Cyber risk is increasingly showing signs of becoming a peak peril and as the insurance-linked securities (ILS) sector continues to look for growth it makes sense to focus on these peak levels of the insurance and reinsurance risk tower, according to Joanna Syroka, Director of New Markets, Fermat Capital Management.
Cyber risk continues to evolve and expand as the world becomes increasingly interconnected and digitalised, and, at the same time, insurers, reinsurers and also ILS players are looking at ways to protect against the peril in both an effective and profitable manner.
In September, during the 2018 meeting of the reinsurance industry in Monte-Carlo, Artemis held its third executive roundtable in the region, and the potential for ILS to participate in the cyber risk space was one of the topics discussed by ILS and re/insurance market experts.
“Cyber risk has all the hallmarks of becoming another peak peril, if it’s not already. We were talking about where ILS can grow earlier and of course new markets and new frontier risks is one area of growth ahead.
“I think it makes fundamental sense for ILS to continue to focus on peak perils in the reinsurance market, and cyber therefore will most likely need ILS capacity in the future,” said Syroka.

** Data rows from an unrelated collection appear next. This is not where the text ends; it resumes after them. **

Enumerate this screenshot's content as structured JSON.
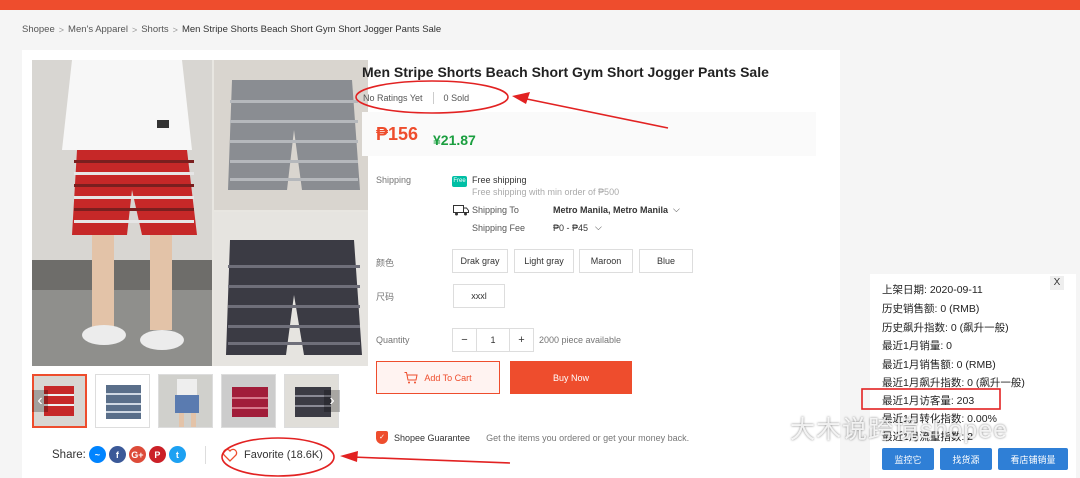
{
  "breadcrumb": [
    "Shopee",
    "Men's Apparel",
    "Shorts",
    "Men Stripe Shorts Beach Short Gym Short Jogger Pants Sale"
  ],
  "product": {
    "title": "Men Stripe Shorts Beach Short Gym Short Jogger Pants Sale",
    "ratings": "No Ratings Yet",
    "sold_count": "0",
    "sold_label": "Sold",
    "price": "₱156",
    "price_cny": "¥21.87"
  },
  "shipping": {
    "label": "Shipping",
    "free_badge": "Free",
    "free_title": "Free shipping",
    "free_sub": "Free shipping with min order of ₱500",
    "to_label": "Shipping To",
    "to_value": "Metro Manila, Metro Manila",
    "fee_label": "Shipping Fee",
    "fee_value": "₱0 - ₱45"
  },
  "variations": {
    "color_label": "颜色",
    "colors": [
      "Drak gray",
      "Light gray",
      "Maroon",
      "Blue"
    ],
    "size_label": "尺码",
    "sizes": [
      "xxxl"
    ]
  },
  "quantity": {
    "label": "Quantity",
    "value": "1",
    "available": "2000 piece available"
  },
  "actions": {
    "add_to_cart": "Add To Cart",
    "buy_now": "Buy Now"
  },
  "guarantee": {
    "title": "Shopee Guarantee",
    "desc": "Get the items you ordered or get your money back."
  },
  "share": {
    "label": "Share:",
    "icons": [
      "messenger-icon",
      "facebook-icon",
      "google-plus-icon",
      "pinterest-icon",
      "twitter-icon"
    ]
  },
  "favorite": "Favorite (18.6K)",
  "stats_panel": {
    "close": "X",
    "lines": [
      "上架日期: 2020-09-11",
      "历史销售额: 0 (RMB)",
      "历史飙升指数: 0 (飙升一般)",
      "最近1月销量: 0",
      "最近1月销售额: 0 (RMB)",
      "最近1月飙升指数: 0 (飙升一般)",
      "最近1月访客量: 203",
      "最近1月转化指数: 0.00%",
      "最近1月流量指数: 2"
    ],
    "buttons": [
      "监控它",
      "找货源",
      "看店铺销量"
    ]
  },
  "watermark": "大木说跨境shopee",
  "colors": {
    "brand": "#ee4d2d",
    "cny_green": "#1a9e3f",
    "annotation_red": "#e22222",
    "panel_button": "#2f7fd6"
  }
}
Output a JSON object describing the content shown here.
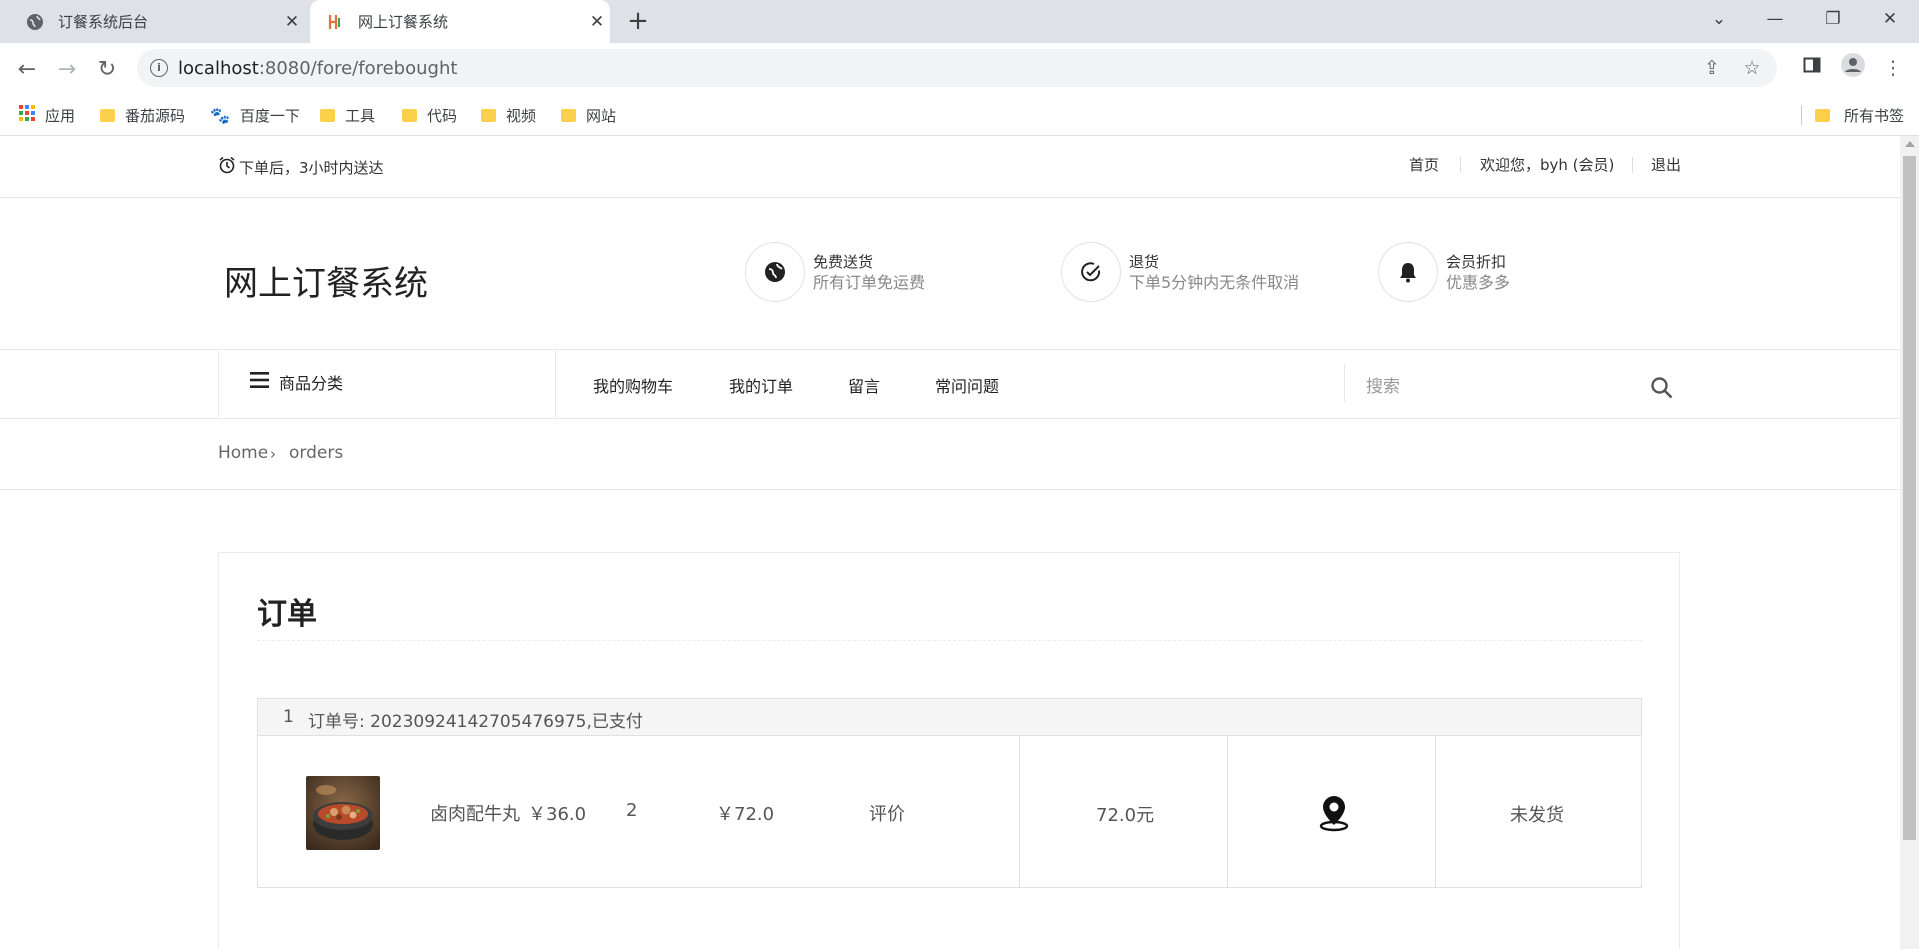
{
  "browser": {
    "tabs": [
      {
        "title": "订餐系统后台",
        "active": false,
        "icon": "globe-icon"
      },
      {
        "title": "网上订餐系统",
        "active": true,
        "icon": "site-favicon"
      }
    ],
    "url_host": "localhost",
    "url_rest": ":8080/fore/forebought",
    "bookmarks": [
      {
        "label": "应用",
        "icon": "apps-grid-icon"
      },
      {
        "label": "番茄源码",
        "icon": "folder-icon"
      },
      {
        "label": "百度一下",
        "icon": "baidu-paw-icon"
      },
      {
        "label": "工具",
        "icon": "folder-icon"
      },
      {
        "label": "代码",
        "icon": "folder-icon"
      },
      {
        "label": "视频",
        "icon": "folder-icon"
      },
      {
        "label": "网站",
        "icon": "folder-icon"
      }
    ],
    "all_bookmarks": "所有书签"
  },
  "header": {
    "delivery_note": "下单后，3小时内送达",
    "home_link": "首页",
    "welcome": "欢迎您，byh (会员)",
    "logout": "退出"
  },
  "brand": {
    "title": "网上订餐系统"
  },
  "features": [
    {
      "title": "免费送货",
      "subtitle": "所有订单免运费",
      "icon": "globe-icon"
    },
    {
      "title": "退货",
      "subtitle": "下单5分钟内无条件取消",
      "icon": "check-circle-icon"
    },
    {
      "title": "会员折扣",
      "subtitle": "优惠多多",
      "icon": "bell-icon"
    }
  ],
  "nav": {
    "category": "商品分类",
    "menu": [
      "我的购物车",
      "我的订单",
      "留言",
      "常问问题"
    ],
    "search_placeholder": "搜索"
  },
  "breadcrumb": {
    "home": "Home",
    "current": "orders"
  },
  "orders_panel": {
    "title": "订单",
    "orders": [
      {
        "index": "1",
        "header": "订单号: 20230924142705476975,已支付",
        "product_name": "卤肉配牛丸",
        "unit_price": "￥36.0",
        "quantity": "2",
        "subtotal": "￥72.0",
        "review": "评价",
        "total": "72.0元",
        "status": "未发货"
      }
    ]
  },
  "colors": {
    "accent": "#222222",
    "folder": "#fbd14b",
    "tabbar": "#dee1e6"
  }
}
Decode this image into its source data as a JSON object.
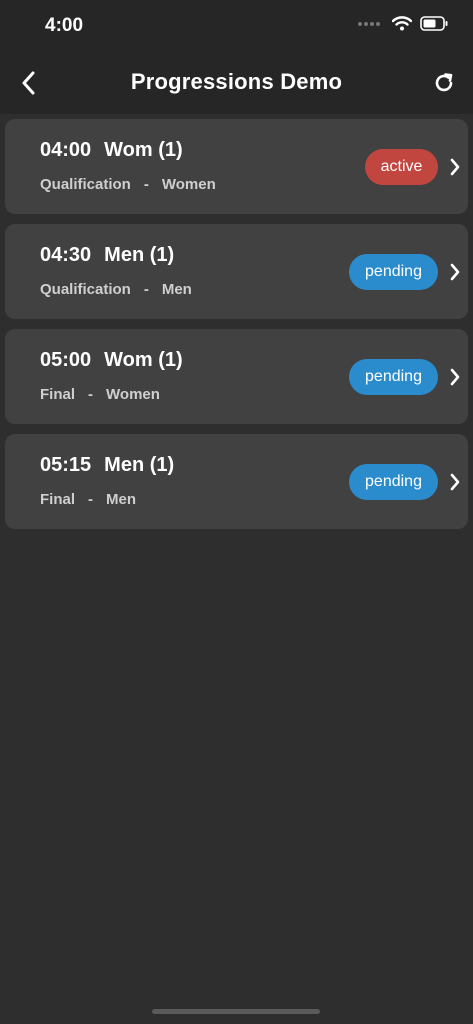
{
  "status": {
    "time": "4:00"
  },
  "nav": {
    "title": "Progressions Demo"
  },
  "items": [
    {
      "time": "04:00",
      "title": "Wom (1)",
      "phase": "Qualification",
      "separator": "-",
      "category": "Women",
      "status": "active"
    },
    {
      "time": "04:30",
      "title": "Men (1)",
      "phase": "Qualification",
      "separator": "-",
      "category": "Men",
      "status": "pending"
    },
    {
      "time": "05:00",
      "title": "Wom (1)",
      "phase": "Final",
      "separator": "-",
      "category": "Women",
      "status": "pending"
    },
    {
      "time": "05:15",
      "title": "Men (1)",
      "phase": "Final",
      "separator": "-",
      "category": "Men",
      "status": "pending"
    }
  ],
  "colors": {
    "active": "#c0463f",
    "pending": "#2b8ccd",
    "background": "#2e2e2e",
    "card": "#414141"
  },
  "icons": {
    "back": "chevron-left-icon",
    "refresh": "refresh-icon",
    "row": "chevron-right-icon"
  }
}
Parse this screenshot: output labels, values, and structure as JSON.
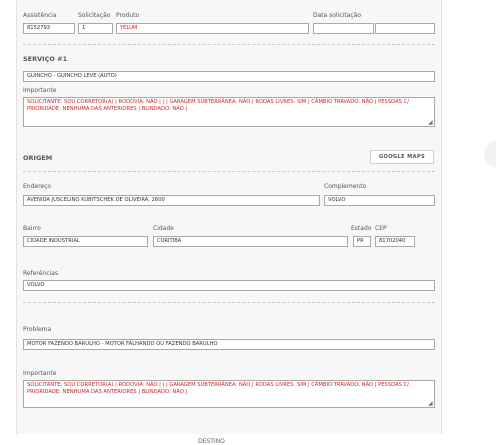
{
  "header": {
    "assistencia": {
      "label": "Assistência",
      "value": "8152793"
    },
    "solicitacao": {
      "label": "Solicitação",
      "value": "1"
    },
    "produto": {
      "label": "Produto",
      "value": "YELUM"
    },
    "data_solicitacao": {
      "label": "Data solicitação",
      "date": "",
      "time": ""
    }
  },
  "servico": {
    "title": "SERVIÇO #1",
    "service_value": "GUINCHO - GUINCHO LEVE (AUTO)",
    "importante_label": "Importante",
    "importante_text": "SOLICITANTE: SOU CORRETOR(A) | RODOVIA: NÃO | | | GARAGEM SUBTERRÂNEA: NÃO | RODAS LIVRES: SIM | CÂMBIO TRAVADO: NÃO | PESSOAS C/ PRIORIDADE: NENHUMA DAS ANTERIORES | BLINDADO: NÃO |"
  },
  "origem": {
    "title": "ORIGEM",
    "google_maps_label": "GOOGLE MAPS",
    "endereco": {
      "label": "Endereço",
      "value": "AVENIDA JUSCELINO KUBITSCHEK DE OLIVEIRA, 2600"
    },
    "complemento": {
      "label": "Complemento",
      "value": "VOLVO"
    },
    "bairro": {
      "label": "Bairro",
      "value": "CIDADE INDUSTRIAL"
    },
    "cidade": {
      "label": "Cidade",
      "value": "CURITIBA"
    },
    "estado": {
      "label": "Estado",
      "value": "PR"
    },
    "cep": {
      "label": "CEP",
      "value": "81702040"
    },
    "referencias": {
      "label": "Referências",
      "value": "VOLVO"
    }
  },
  "problema": {
    "label": "Problema",
    "value": "MOTOR FAZENDO BARULHO - MOTOR FALHANDO OU FAZENDO BARULHO",
    "importante_label": "Importante",
    "importante_text": "SOLICITANTE: SOU CORRETOR(A) | RODOVIA: NÃO | | | GARAGEM SUBTERRÂNEA: NÃO | RODAS LIVRES: SIM | CÂMBIO TRAVADO: NÃO | PESSOAS C/ PRIORIDADE: NENHUMA DAS ANTERIORES | BLINDADO: NÃO |"
  },
  "footer": {
    "text": "DESTINO"
  },
  "colors": {
    "accent_red": "#d21e1e",
    "panel_bg": "#f7f7f7",
    "border": "#a9a9a9"
  },
  "icons": {
    "resize": "resize-grip-icon"
  }
}
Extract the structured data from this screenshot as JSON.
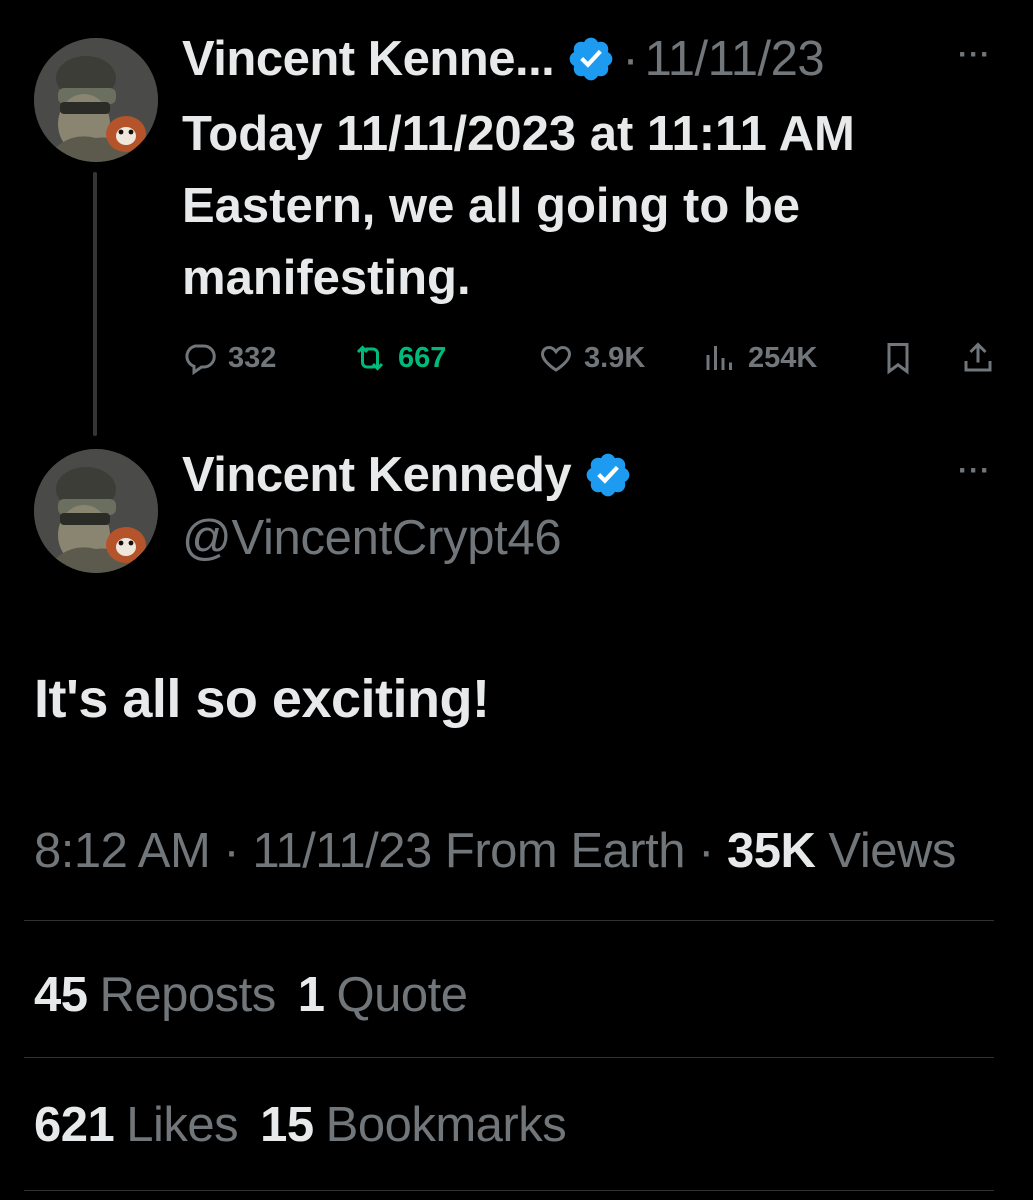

Research from across the insurance and reinsurance industry has suggested that the potential, vast cost of a major cyber breach is too much for the traditional insurance and reinsurance sector to take on, leading some in the industry to highlight the potential for capital markets-backed capacity to play a role.
Richard Lowther, Chief Operating Officer (COO), Insurance-linked strategies, Hiscox Re, said during the roundtable discussion that he is seeing interest from investors.
“The issue is that many are used to property cat where there are independent models based on the science of a physical phenomenon. Investors will also want answers on how correlated cyber is to both cat and other investment strategies they may allocate to. They also want a level of valuation certainty to know that the tail is capped out during the risk period,” said Lowther.
Eric Schuh, Global Head of P&C Solutions at reinsurance giant Swiss Re, said that nobody has anything against cyber as a business, highlighting that it’s governed by the same economics as everything else, wherein, there’s a problem if the premium is insufficient to pay more than expected losses.
“But I think a lot of players in the market would agree that the accumulative nature of cyber is maybe not remunerated in the same way as for some other lines of business. So, therefore for me, the question is, for an ILS investor for example, would there be enough margin in this business for them to be interested in the same way as nat cat.
“Because I think this is the core of the issue why also in reinsurance, everyone likes the business, it is growing and it is not as correlated as some other things, but, if the big event risk is not paid for, it’s strange, right?” said Schuh.